From 21st to 1st: How Google Won in a Saturated Market


It's all been invented. That is before.

"I can't possibly come up with anything new that millions can't live without."

And yet, the history of the United States and increasingly the world is that it just isn't so.

Back in 1997, when Google was hatched and still largely unknown -- hard to remember such a time -- it was the 21st search engine. This is not counting the first ones named after characters in the Archie cartoons: Archie, Veronica and Jughead. Who thought the world needed another search engine? But apparently it did.

Foster Freeze was the hamburger and milk shake joint that we craved as kids. And yet few are still around, long surpassed by thousands of Subways and Paneras. Each spot is for buying lunch, but the latter two produced a big innovation on the drive-up shake place. And they were able to become much more profitable as a result.

That is not to mean that we can just do it a little better.

We have to do it a lot better.

But not necessarily for everyone. McDonald's was never for everyone and Whole Foods made a pile of money one-upping the local natural foods store. Not as good in some ways, a ton better in other ways. This served to attract a much bigger customer base and become the most profitable grocery store chain. We need to find big groups that aren't being served well by today's market leaders.

As we think about a new idea we shouldn't dismiss existing markets. Often the biggest opportunities are right in front of our face -- whether it is developing a new retail concept or bringing clean water each day to the 2 billion that don't have it.

We gotta figure out what's missing just like Starbuck's did in the coffee shop business or those using oral rehydration methods used to save 1/3 of the kids under five from life threatening diarrhea.

How do we do that?

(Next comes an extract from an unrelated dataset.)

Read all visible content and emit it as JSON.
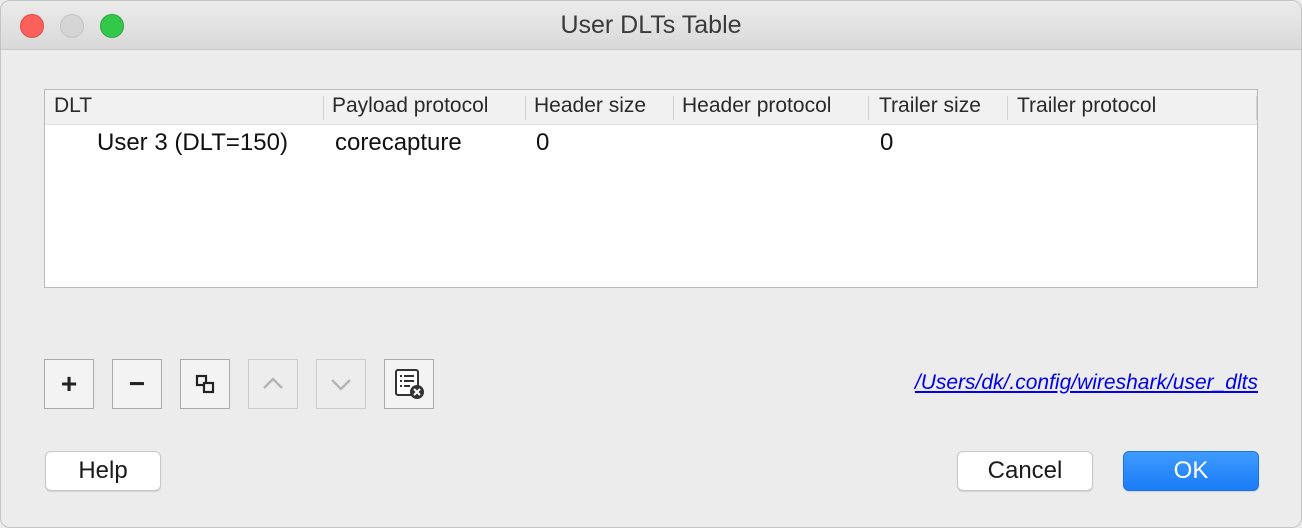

My friend, Steve Blank has a great Customer Discovery Method that you can use. Whether you are using it to start a business, commercialize research, improve your existing products or improve democracy it's applicable. It helps us find out what the current solution lacks and where the masses might be that just HAVE TO HAVE our product or idea. Or not.

I also have to remind myself that we are never going to get everything right at first. Google didn't. They didn't even have a profitable business model at first. They had an awesome search algorithm that delivered faster, better results for people but they were searching themselves for a way to make money. When they saw Overture pioneer the idea of selling advertising tied to search results Google quickly adopted it. With the volume of their search traffic this business model made their cash register go crazy. Billions of dollars of history resulted.

We should stop thinking about doing the same old thing a little better and start talking to people about what's missing, what's not working. Potential customers won't always know or be able to articulate it, but if we listen hard we can discover the real problem they are currently trying to solve.

Now back to that search engine. It's probably time for a new one, and I don't mean Bing or Baidu. I don't know what it is. But I do know it will likely only tip its hat to today's market leaders but not feel or look like what we call a search engine today. In taking a giant leap forward it will probably be a sharp turn in a new direction or a completely different method of finding what we are looking for. Search is just a method of solving a problem. Let's think up new ways of doing common stuff.

Our Simple Truth: Innovating the everyday stuff around us is needed. And no one we ever heard of before probably will do it. Be that person.